The Mashadi community, which comprises about 1,000 families today in New York, places great emphasis on marriage and family. In recent years, it became apparent that there was a significant number of unmarried men over the age of 30. Community leaders came together to address the problem, adopting various strategies, including a suggestion of their newest rabbi, Rabbi Yosef Bitton, originally from Buenos Aires.

Rabbi Bitton suggested that he organize a group of unmarried Mashadi men, between the ages of 29-44, and together they would travel to Buenos Aires to meet a suitable group of young Jewish women. He himself would fly in advance to Buenos Aires to make the arrangements. He would personally select the women and he would find an appropriate setting — a small resort, with a glatt kosher kitchen, in the beautiful South American countryside away from city lights.

In December 2004, the Mashadi bachelors, 26 strong, traveled with Rabbi Bitton to Buenos Aires, and from there continued on a two-hour flight to Bariloche. Hadi Namdar was one of the men. They met up with 26 unmarried Jewish Argentinean women, between the ages of 23-39, including Rosa Rozencwajg.

For the women, this was a win-win situation. Since the Mashadi community of New York covered most of the women’s expenses, the women had nothing to lose. What could be wrong with a 10-day vacation at a kosher resort with absolutely no obligation? And perhaps one would get really lucky and meet the man of her dreams. Rosa did.

Rosa was impressed with the group of Mashadi men. She liked the fact that they “were gentlemen.” Hadi was attracted to Rosa’s beautiful smile. Rosa was on vacation from her job as an attorney. Hadi left his cell phone at home, so he could disconnect from his ladies’ clothing store in New York.

Hadi had one advantage over his Mashadi friends: He knew some Spanish, which he had picked up from his Spanish-speaking customers, and Rosa had learned to speak English in school. When Hadi met Rosa, they spoke in English.

One of those books on relationships, by Michele Alexander and Jeannie Long, is called “How to Lose a Guy in 10 days.” Rosa Rozencwajg could write the book “How to Win a Guy in 10 days.” In truth, it took a bit longer.

There were e-mails and telephone calls after the initial 10 days. Hadi flew down to visit Rosa four or five times, getting to know her parents, her sister, and her community. He enjoyed the friendliness and kindness of the community and particularly appreciated the warm welcome he received from Rosa’s family. Hadi is still raving about the meals in the Rozencwajg home, particularly the barbecue “asado.”

On Valentine’s Day, 2006, Rosa and Hadi became engaged.

The Better Business Bureau, in a March 2005 newsletter, reports that there are at least 200 matchmaking agencies in the U.S. that specialize in the introduction of American men to foreign women. The newsletter adds the following: Few agencies keep track of their success in facilitating engagements or marriages. Of those that do, estimates range from zero to four percent.”

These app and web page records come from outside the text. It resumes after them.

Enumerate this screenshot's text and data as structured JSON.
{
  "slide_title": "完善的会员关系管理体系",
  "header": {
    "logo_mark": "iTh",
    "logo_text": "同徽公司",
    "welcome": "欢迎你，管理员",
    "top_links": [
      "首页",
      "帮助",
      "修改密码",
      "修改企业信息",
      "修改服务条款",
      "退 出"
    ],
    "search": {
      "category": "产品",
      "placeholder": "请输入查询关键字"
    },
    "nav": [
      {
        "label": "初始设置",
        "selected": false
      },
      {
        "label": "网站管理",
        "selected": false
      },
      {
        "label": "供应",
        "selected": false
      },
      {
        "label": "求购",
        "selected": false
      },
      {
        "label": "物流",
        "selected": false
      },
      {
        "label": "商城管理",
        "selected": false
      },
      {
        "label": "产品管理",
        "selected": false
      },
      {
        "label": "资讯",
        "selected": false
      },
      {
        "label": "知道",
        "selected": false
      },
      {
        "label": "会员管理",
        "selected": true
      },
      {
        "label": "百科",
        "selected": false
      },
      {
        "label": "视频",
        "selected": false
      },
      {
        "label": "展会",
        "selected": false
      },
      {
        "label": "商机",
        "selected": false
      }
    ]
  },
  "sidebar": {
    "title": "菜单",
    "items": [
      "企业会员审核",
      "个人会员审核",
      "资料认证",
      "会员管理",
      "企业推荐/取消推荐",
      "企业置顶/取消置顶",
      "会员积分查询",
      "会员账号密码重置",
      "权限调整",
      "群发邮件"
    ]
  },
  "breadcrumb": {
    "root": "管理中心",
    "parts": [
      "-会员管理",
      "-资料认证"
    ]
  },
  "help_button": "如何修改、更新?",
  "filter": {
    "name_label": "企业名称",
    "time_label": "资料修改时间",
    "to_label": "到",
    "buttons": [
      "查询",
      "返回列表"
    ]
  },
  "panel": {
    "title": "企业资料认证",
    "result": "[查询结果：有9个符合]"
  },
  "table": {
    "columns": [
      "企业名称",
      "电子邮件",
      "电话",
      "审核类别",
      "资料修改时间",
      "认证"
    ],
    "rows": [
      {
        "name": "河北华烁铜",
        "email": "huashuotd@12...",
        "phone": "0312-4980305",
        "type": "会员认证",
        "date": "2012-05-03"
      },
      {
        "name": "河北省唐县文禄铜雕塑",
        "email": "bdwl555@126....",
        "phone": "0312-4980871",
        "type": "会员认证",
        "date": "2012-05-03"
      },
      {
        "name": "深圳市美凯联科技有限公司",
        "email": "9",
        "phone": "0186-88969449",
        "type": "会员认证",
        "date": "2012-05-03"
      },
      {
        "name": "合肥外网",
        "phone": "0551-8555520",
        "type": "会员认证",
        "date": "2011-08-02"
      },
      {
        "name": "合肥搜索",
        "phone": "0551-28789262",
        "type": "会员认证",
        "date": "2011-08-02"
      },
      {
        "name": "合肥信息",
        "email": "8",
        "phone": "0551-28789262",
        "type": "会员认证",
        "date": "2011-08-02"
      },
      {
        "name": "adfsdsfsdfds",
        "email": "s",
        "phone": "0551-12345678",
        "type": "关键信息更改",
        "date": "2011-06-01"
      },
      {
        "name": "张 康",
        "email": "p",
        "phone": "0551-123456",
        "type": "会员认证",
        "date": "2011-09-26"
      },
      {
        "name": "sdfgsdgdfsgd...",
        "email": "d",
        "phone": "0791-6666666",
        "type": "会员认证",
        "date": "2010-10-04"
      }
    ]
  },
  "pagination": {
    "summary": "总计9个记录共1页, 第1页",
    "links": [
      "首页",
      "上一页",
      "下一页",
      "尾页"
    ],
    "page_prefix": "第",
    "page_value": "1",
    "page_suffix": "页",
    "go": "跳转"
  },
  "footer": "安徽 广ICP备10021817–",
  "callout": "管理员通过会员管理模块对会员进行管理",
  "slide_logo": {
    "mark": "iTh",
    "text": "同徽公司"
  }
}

The success rate for the Mashadi trip was 4 percent.

Rabbi Bitton agrees with a Jewish precept: “When our soul descends into this world, it splits into two bodies — a girl’s and a boy’s. Sometimes you re-encounter your half of soul in your own backyard, and sometimes, as with Rosa and Hadi, you have to go to the end of the world to find your other half.”

Rosa and Hadi are to be married in New York on Aug. 10. Mazal tov! Felicidades!